Starting your own consultancy may seem like a great idea, but make sure you plan it carefully from the outset, warns Mark Pinder
So, you have had a bad day at the office and things haven’t gone exactly as you had hoped. After work, you head to the pub with a couple of colleagues. You have not been there long when all of a sudden someone says, ‘Let’s leave and start our own company’. Before you know it, you are all busy dreaming up a name for your future enterprise.
I am sure this is how many design consultancies have started. The question is how many of them are still in business today, largely through a lack of planning?
If you do intend to set up your own design group and dream longingly of choosing who you work for, building your own reputation and enjoying the financial benefits that accompany making it a success, here are a few things to consider before you rush back to the office and hand in your notice.
Starting a company is not like doing a little freelance work at the weekend. You do not have the safety net of getting paid every month, holiday or sick pay, and you have the legal obligations that come with having your own company.
It may seem obvious, but, first of all, make sure you really know who you are going into business with. Do you know their strengths and weaknesses, and are you sure that you can trust them?
Do you have the right skills? You and your colleagues may well be great designers and know how to look after clients, but can you find new business, manage staff and be good with money?
The best thing to do – and this is very important – is not to rush into anything. Take your time and do not tell your employer until you are completely ready.
It requires a lot of time to set up a company, so it can be best to do many of the start-up jobs in the evening or at the weekend, while you are still in full-time employment and someone else is paying you.
The first thing to do is to agree the legal status of your new enterprise – whether it will be a limited company, a partnership or a limited liability partnership. Each one has a different legal and tax status, so find a good accountant and get their advice on all aspects of starting and running a company from the start.
The next thing to do is to draw up a financial plan. Now is the time to get your personal finances in order, so if you need to move house or get a bank loan, this is the time to do it. Once you have handed in your notice, you will be self-employed and most banks will want to see three years of books before lending you any money.
It is vital to make sure that your financial plan is right, whatever size of company you are planning on starting, as you will be amazed at how quickly the overheads mount up.
After salaries, your biggest overhead is going to be your office. The thing to be careful about when looking at offices is that nearly all landlords will want you to give personal guarantees as well as deposits, and this will make you personally liable.
If at all possible, try to avoid such personal guarantees because they can easily add up and, if things don’t work out, you could find yourself in serious trouble.
The secret is to start small and build on success. A rented office in a shared building may not be to your own taste, but, at the beginning, it is a much wiser idea than giving a ten-year personal guarantee on a building.

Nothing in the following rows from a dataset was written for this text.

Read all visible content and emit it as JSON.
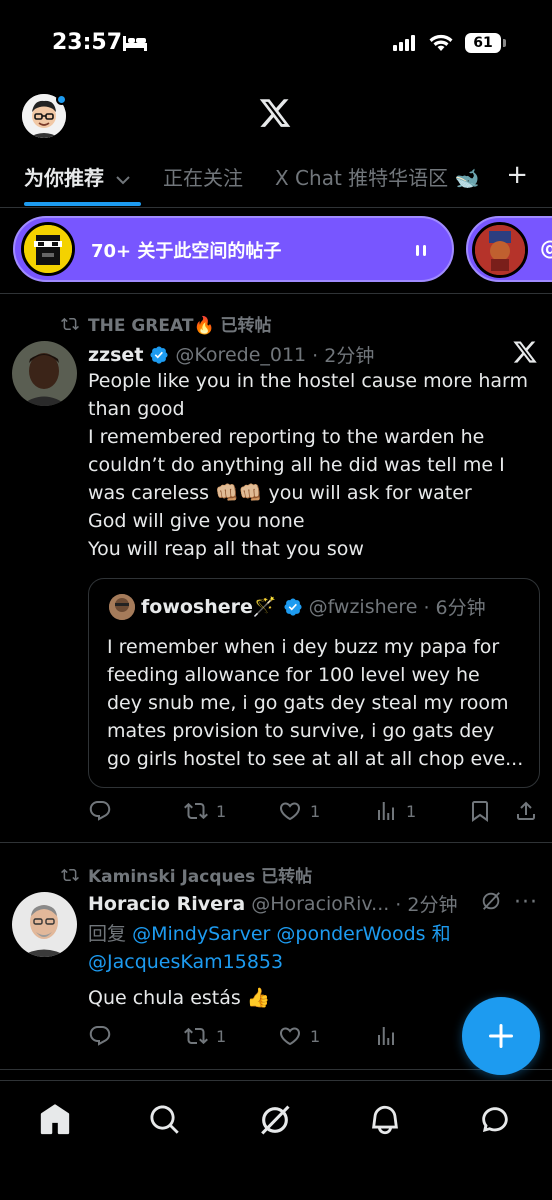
{
  "status_bar": {
    "time": "23:57",
    "battery": "61"
  },
  "tabs": {
    "items": [
      {
        "label": "为你推荐",
        "active": true
      },
      {
        "label": "正在关注",
        "active": false
      },
      {
        "label": "X Chat 推特华语区 🐋",
        "active": false
      }
    ],
    "add_symbol": "+"
  },
  "spaces": {
    "primary_label": "70+ 关于此空间的帖子",
    "secondary_label": "@"
  },
  "posts": [
    {
      "repost_by": "THE GREAT🔥 已转帖",
      "name": "zzset",
      "handle": "@Korede_011",
      "time": "· 2分钟",
      "lines": [
        "People like you in the hostel cause more harm",
        "than good",
        "I remembered reporting to the warden he",
        "couldn’t do anything all he  did was tell me I",
        "was careless 👊🏼👊🏼 you will ask for water",
        "God will give you none",
        "You will reap all that you sow"
      ],
      "quote": {
        "name": "fowoshere🪄",
        "handle": "@fwzishere",
        "time": "· 6分钟",
        "lines": [
          "I remember when i dey buzz my papa for",
          "feeding allowance for 100 level wey he",
          "dey snub me, i go gats dey steal my room",
          "mates provision to survive, i go gats dey",
          "go girls hostel to see at all at all chop eve..."
        ]
      },
      "replies": "",
      "reposts": "1",
      "likes": "1",
      "views": "1"
    },
    {
      "repost_by": "Kaminski Jacques 已转帖",
      "name": "Horacio Rivera",
      "handle": "@HoracioRiv...",
      "time": "· 2分钟",
      "reply_prefix": "回复",
      "reply_to_1": "@MindySarver @ponderWoods 和",
      "reply_to_2": "@JacquesKam15853",
      "text": "Que chula estás 👍",
      "replies": "",
      "reposts": "1",
      "likes": "1",
      "views": "",
      "more": "···"
    }
  ],
  "fab_symbol": "+",
  "colors": {
    "accent": "#1d9bf0",
    "spaces": "#7856ff",
    "muted": "#71767b",
    "background": "#000000"
  }
}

Invoice factoring is not always cheap, but it will keep your cash flow positive and may well save you from giving a personal guarantee to a bank for the use of an overdraft facility, should your clients not pay on time.
In my experience, when it comes to equipment, try to buy it, never lease it. By buying it, you will also save money in the long term.
Another important issue for a new company is suppliers. Once you have landed that big job, who is going to print it, manufacture it or even deliver it? Most suppliers will want you to give credit references, or pay half up front. So try to keep a good relationship with the suppliers you are working with while you are still in employment.
In some circumstances, appointing a non-executive director can also be of assistance. Having the experience of someone who has been there and done it before can be very useful, but it can also be expensive, so make sure you choose carefully.
Mark Pinder is co-founder of Brand Frontier
Thinking of setting up yourself?
• Consider taking out indemnity insurance
• Make sure you have a good database for tracking clients, suppliers and invoices
• Get lots and lots of advice – talk to the Design Business Association, the Chartered Society of Designers, the Department of Trade and Industry and your bank manager
• Don’t quit the day job too soon
• Get a good financial advisor
• Decide which type of legal entity your business will be
• Don’t sign too many personal guarantees
• Consider appointing a non-executive director for guidance